» **Problem**:
Repeat the following entries exactly, excluding pictures.

= = =

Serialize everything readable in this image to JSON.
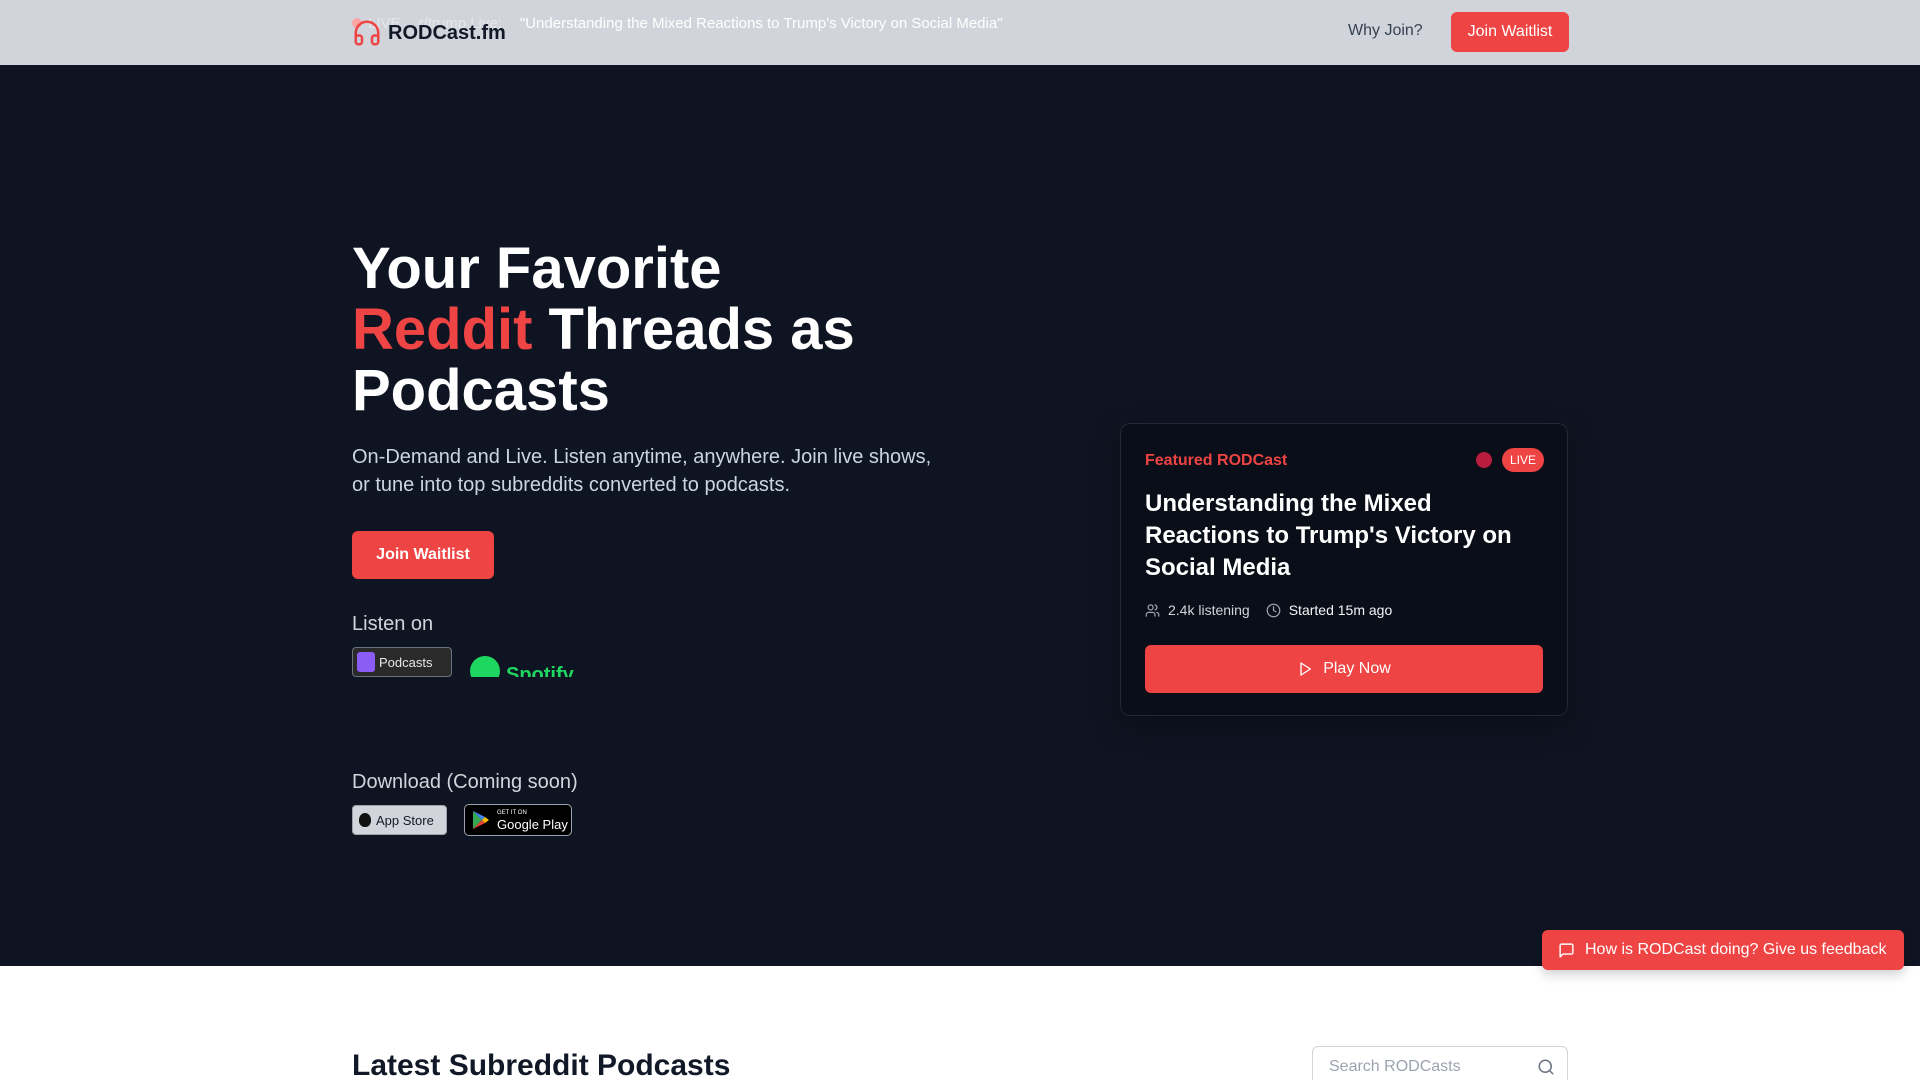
{
  "header": {
    "ticker": {
      "live_label": "LIVE",
      "source_label": "r/trump Live:",
      "title": "\"Understanding the Mixed Reactions to Trump's Victory on Social Media\""
    },
    "brand_name": "RODCast.fm",
    "nav_why": "Why Join?",
    "nav_join": "Join Waitlist"
  },
  "hero": {
    "title_line1": "Your Favorite",
    "title_accent": "Reddit",
    "title_line2_rest": " Threads as",
    "title_line3": "Podcasts",
    "subtitle": "On-Demand and Live. Listen anytime, anywhere. Join live shows, or tune into top subreddits converted to podcasts.",
    "cta": "Join Waitlist",
    "listen_label": "Listen on",
    "apple_podcasts": "Podcasts",
    "spotify": "Spotify",
    "download_label": "Download (Coming soon)",
    "app_store": "App Store",
    "google_play_small": "GET IT ON",
    "google_play_big": "Google Play"
  },
  "featured": {
    "label": "Featured RODCast",
    "live_badge": "LIVE",
    "title": "Understanding the Mixed Reactions to Trump's Victory on Social Media",
    "listeners": "2.4k listening",
    "started": "Started 15m ago",
    "play_label": "Play Now"
  },
  "feedback": {
    "label": "How is RODCast doing? Give us feedback"
  },
  "latest": {
    "title": "Latest Subreddit Podcasts",
    "search_placeholder": "Search RODCasts"
  },
  "colors": {
    "accent": "#ef4444",
    "hero_bg": "#0f1422",
    "header_bg": "#d1d5db"
  }
}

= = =

» **Output of the exercise**:
Serialize everything readable in this image to JSON.
{
  "header": {
    "ticker": {
      "live_label": "LIVE",
      "source_label": "r/trump Live:",
      "title": "\"Understanding the Mixed Reactions to Trump's Victory on Social Media\""
    },
    "brand_name": "RODCast.fm",
    "nav_why": "Why Join?",
    "nav_join": "Join Waitlist"
  },
  "hero": {
    "title_line1": "Your Favorite",
    "title_accent": "Reddit",
    "title_line2_rest": " Threads as",
    "title_line3": "Podcasts",
    "subtitle": "On-Demand and Live. Listen anytime, anywhere. Join live shows, or tune into top subreddits converted to podcasts.",
    "cta": "Join Waitlist",
    "listen_label": "Listen on",
    "apple_podcasts": "Podcasts",
    "spotify": "Spotify",
    "download_label": "Download (Coming soon)",
    "app_store": "App Store",
    "google_play_small": "GET IT ON",
    "google_play_big": "Google Play"
  },
  "featured": {
    "label": "Featured RODCast",
    "live_badge": "LIVE",
    "title": "Understanding the Mixed Reactions to Trump's Victory on Social Media",
    "listeners": "2.4k listening",
    "started": "Started 15m ago",
    "play_label": "Play Now"
  },
  "feedback": {
    "label": "How is RODCast doing? Give us feedback"
  },
  "latest": {
    "title": "Latest Subreddit Podcasts",
    "search_placeholder": "Search RODCasts"
  },
  "colors": {
    "accent": "#ef4444",
    "hero_bg": "#0f1422",
    "header_bg": "#d1d5db"
  }
}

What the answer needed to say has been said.